______________________________________ Fractions Ore Froth Middlings Tailings______________________________________Fraction, % dry ore 100 12.05 1.86 86.08Bitumen, % of fraction 11.76 90.26 25.02 0.48Bitumen, % of dry ore 11.76 10.88 0.47 0.41Bitumen, % of total 100 92.53 3.97 3.51Bitumen______________________________________
In the following run, clay lens with low bitumen content was kneaded into the above rich tar sand sample. This sample, which might be representative of a clay material dug from sand interfaces and subject to mechanical handling, gave lower froth recovery and higher middling production. In mining, the scraping action of a bucket wheel will mix clay and sand in a random action.

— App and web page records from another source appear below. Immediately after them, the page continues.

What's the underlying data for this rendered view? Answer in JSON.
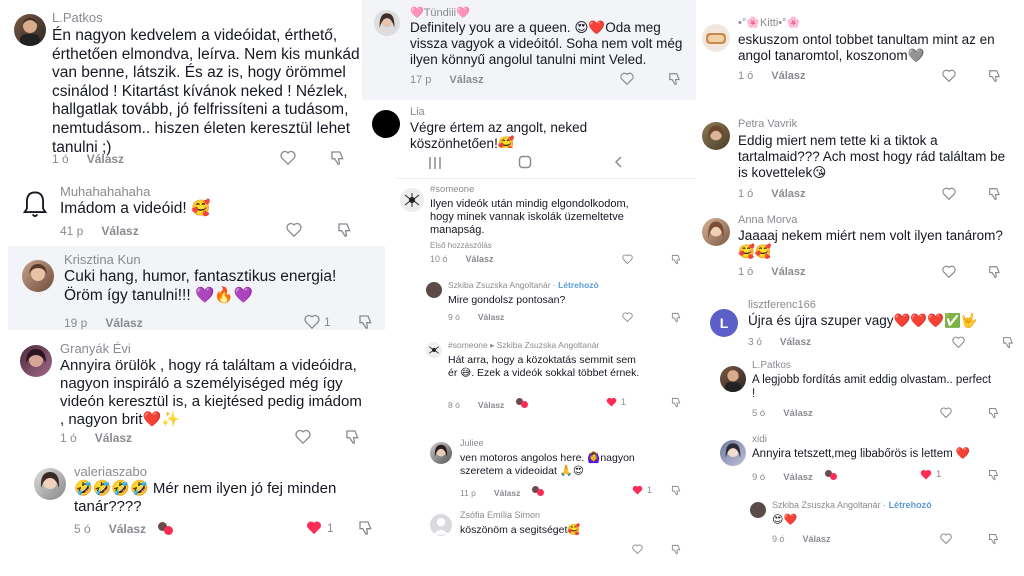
{
  "col1": [
    {
      "user": "L.Patkos",
      "text": "Én nagyon kedvelem a videóidat, érthető, érthetően elmondva, leírva. Nem kis munkád van benne, látszik. És az is, hogy örömmel csinálod ! Kitartást kívánok neked ! Nézlek, hallgatlak tovább, jó felfrissíteni a tudásom, nemtudásom.. hiszen életen keresztül lehet tanulni ;)",
      "time": "1 ó",
      "reply": "Válasz"
    },
    {
      "user": "Muhahahahaha",
      "text": "Imádom a videóid! 🥰",
      "time": "41 p",
      "reply": "Válasz"
    },
    {
      "user": "Krisztina Kun",
      "text": "Cuki hang, humor, fantasztikus energia! Öröm így tanulni!!! 💜🔥💜",
      "time": "19 p",
      "reply": "Válasz",
      "likes": "1"
    },
    {
      "user": "Granyák Évi",
      "text": "Annyira örülök , hogy rá találtam a videóidra, nagyon inspiráló a személyiséged még így videón keresztül is, a kiejtésed pedig imádom , nagyon brit❤️✨",
      "time": "1 ó",
      "reply": "Válasz"
    },
    {
      "user": "valeriaszabo",
      "text": "🤣🤣🤣🤣 Mér nem ilyen jó fej minden tanár????",
      "time": "5 ó",
      "reply": "Válasz",
      "likes": "1"
    }
  ],
  "col2_top": [
    {
      "user": "🩷Tündiii🩷",
      "text": "Definitely you are a queen. 😍❤️Oda meg vissza vagyok a videóitól. Soha nem volt még ilyen könnyű angolul tanulni mint Veled.",
      "time": "17 p",
      "reply": "Válasz"
    },
    {
      "user": "Lia",
      "text": "Végre értem az angolt, neked köszönhetően!🥰"
    }
  ],
  "col2_bottom": [
    {
      "user": "#someone",
      "text": "Ilyen videók után mindig elgondolkodom, hogy minek vannak iskolák üzemeltetve manapság.",
      "sub": "Első hozzászólás",
      "time": "10 ó",
      "reply": "Válasz"
    },
    {
      "user": "Szkiba Zsuzska Angoltanár",
      "creator": "Létrehozó",
      "text": "Mire gondolsz pontosan?",
      "time": "9 ó",
      "reply": "Válasz"
    },
    {
      "user": "#someone",
      "arrow": "▸",
      "to": "Szkiba Zsuzska Angoltanár",
      "text": "Hát arra, hogy a közoktatás semmit sem ér 😅. Ezek a videók sokkal többet érnek.",
      "time": "8 ó",
      "reply": "Válasz",
      "likes": "1"
    },
    {
      "user": "Juliee",
      "text": "ven motoros angolos here. 🙆‍♀️nagyon szeretem a videoidat 🙏😍",
      "time": "11 p",
      "reply": "Válasz",
      "likes": "1"
    },
    {
      "user": "Zsófia Emília Simon",
      "text": "köszönöm a segitséget🥰",
      "time": "",
      "reply": ""
    }
  ],
  "col3": [
    {
      "user": "•°🌸Kitti•°🌸",
      "text": "eskuszom ontol tobbet tanultam mint az en angol tanaromtol, koszonom🩶",
      "time": "1 ó",
      "reply": "Válasz"
    },
    {
      "user": "Petra Vavrik",
      "text": "Eddig miert nem tette ki a tiktok a tartalmaid??? Ach most hogy rád találtam be is kovettelek😘",
      "time": "1 ó",
      "reply": "Válasz"
    },
    {
      "user": "Anna Morva",
      "text": "Jaaaaj nekem miért nem volt ilyen tanárom? 🥰🥰",
      "time": "1 ó",
      "reply": "Válasz"
    },
    {
      "user": "lisztferenc166",
      "avatar_letter": "L",
      "text": "Újra és újra szuper vagy❤️❤️❤️✅🤟",
      "time": "3 ó",
      "reply": "Válasz"
    },
    {
      "user": "L.Patkos",
      "text": "A legjobb fordítás amit eddig olvastam.. perfect !",
      "time": "5 ó",
      "reply": "Válasz"
    },
    {
      "user": "xidi",
      "text": "Annyira tetszett,meg libabőrös is lettem ❤️",
      "time": "9 ó",
      "reply": "Válasz",
      "likes": "1"
    },
    {
      "user": "Szkiba Zsuszka Angoltanár",
      "creator": "Létrehozó",
      "text": "😍❤️",
      "time": "9 ó",
      "reply": "Válasz"
    }
  ],
  "colors": {
    "heart": "#fe2c55",
    "muted": "#8a8b91",
    "creator": "#5b9bd5",
    "purple_avatar": "#5b5fc7"
  },
  "nav": {
    "menu_icon": "menu-icon",
    "home_icon": "home-icon",
    "back_icon": "back-icon"
  }
}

______________________________________ Fractions Ore Froth Middlings Tailings______________________________________Fraction, % dry ore 100 4.57 23.89 71.54Bitumen, % of fraction 7.85 85.89 15.53 0.29Bitumen, % of dry ore 7.85 3.93 3.71 0.21Bitumen, % of total 100 50.04 47.28 2.68bitumen______________________________________
The clay of the following run was that used to prepare the mixture of the above run.
______________________________________ Fractions Ore Froth Middlings Tailings______________________________________Fraction, % of dry ore 100 0.69 42.50 56.81Bitumen, % of fraction 3.94 83.45 7.43 0.37Bitumen, % of dry ore 3.94 0.58 3.16 0.21Bitumen, % of total 100 14.68 80.05 5.27bitumen______________________________________
The following run with a mixture of tar sand and clay lens explored the effect of alkali (NaoH) addition to the ore, which in the conditioning stage is to reduce the yield of froth and hence of recoverable bitumen.
______________________________________ Fractions Ore Froth Middlings Tailings______________________________________Fraction, % of dry ore 100 0.30 36.64 63.06Bitumen, % of fraction 7.57 92.35 19.49 0.23Bitumen, % of dry ore 7.57 0.28 7.14 0.15Bitumen, % of total 100 3.67 94.90 1.93bitumen______________________________________
The above experiments established that the gentle washing approach of the subject invention was capable of extracting bitumen from both tar sands and tar containing oil/clay lenses in respectable yields.